Two areas of the brain, the "supplementary motor area" (SMA) and the "premotor area" (PMA), seems to be involved in planning the exact series of muscle contractions that are required in order to do something such as writing this text. How do we know this? Put a person in an fMRI machine and ask them to imagine doing something, and wallah, SMA and PMA lights up (meaning that more blood is going to these areas, mening that more glucose gets there, meaning more activity in those cells)! In order to actually move you will also have to get your motor cortex involved. It is from this area that axons travel down into the spinal cord and elicits movements. If you stimulate the motor cortex electrically during a surgery (this is sometimes done to see how the body is mapped onto the motor cortex), then the corresponding muscles will contract, perhaps resulting in an arm or a leg flapping out. So when your SMA and PMA have planned the contractions they will communicate with the motor cortex which then sends signals down to the alpha motor neurons in your spinal cord which in turn will release acetylcholine onto the muscles causing them to contract. All this happens within a few milliseconds! (Of course other areas such as the basal ganglia and my own darling, the cerebellum are also involved in movements, this was merely a simplified account.)
Who cares?, where are the applications? Back in 1982 a guy named Georgopoulos measured the activity in the motor cortex of a monkey while it was performing some well defined motor tasks. Georgopoulos found that a certain movement would be associated with a particular pattern of activation in the motor cortex. Thus, merely by looking at the activation in the motor cortex he could predict that the monkey was trying to move say, its left index finger. This could be very useful for people suffering from paralysis. Theoretically it should be possible to measure motor cortex activity and from that see what movements the motor cortex is trying to do. Then, to help a paralysed patient what you need to do is to connect a robotic arm programmed to move in response to neuronal activity. This procedure is no longer science fiction, it is reality. In this article it is described how some surgeons used signals coming from the motor cortex to make a prosthetic arm move, in other words they made a true cyborg out of lucky Mitchell, 24.

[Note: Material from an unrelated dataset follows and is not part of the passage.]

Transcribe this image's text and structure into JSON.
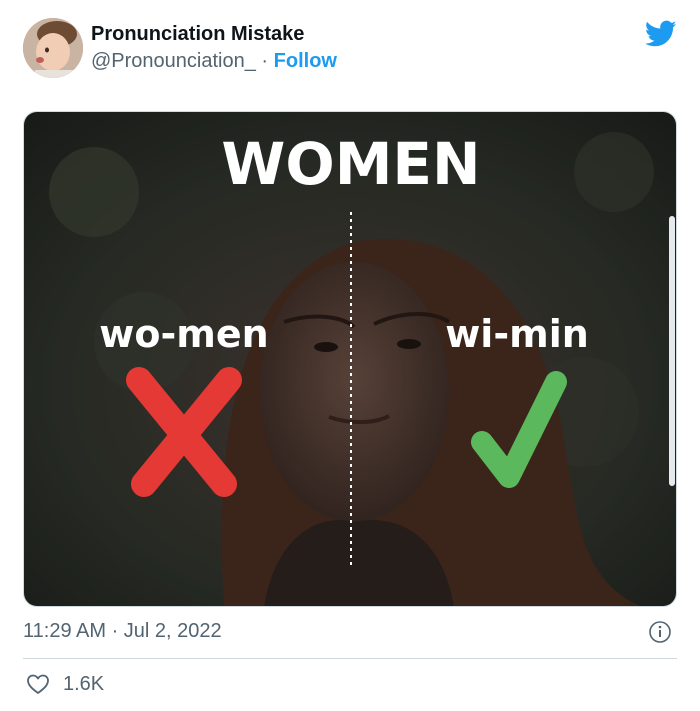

Although I am pessimistic about the prospect of creating a brain that is as complex as our own I do think that in the future more and more applications like this one will appear.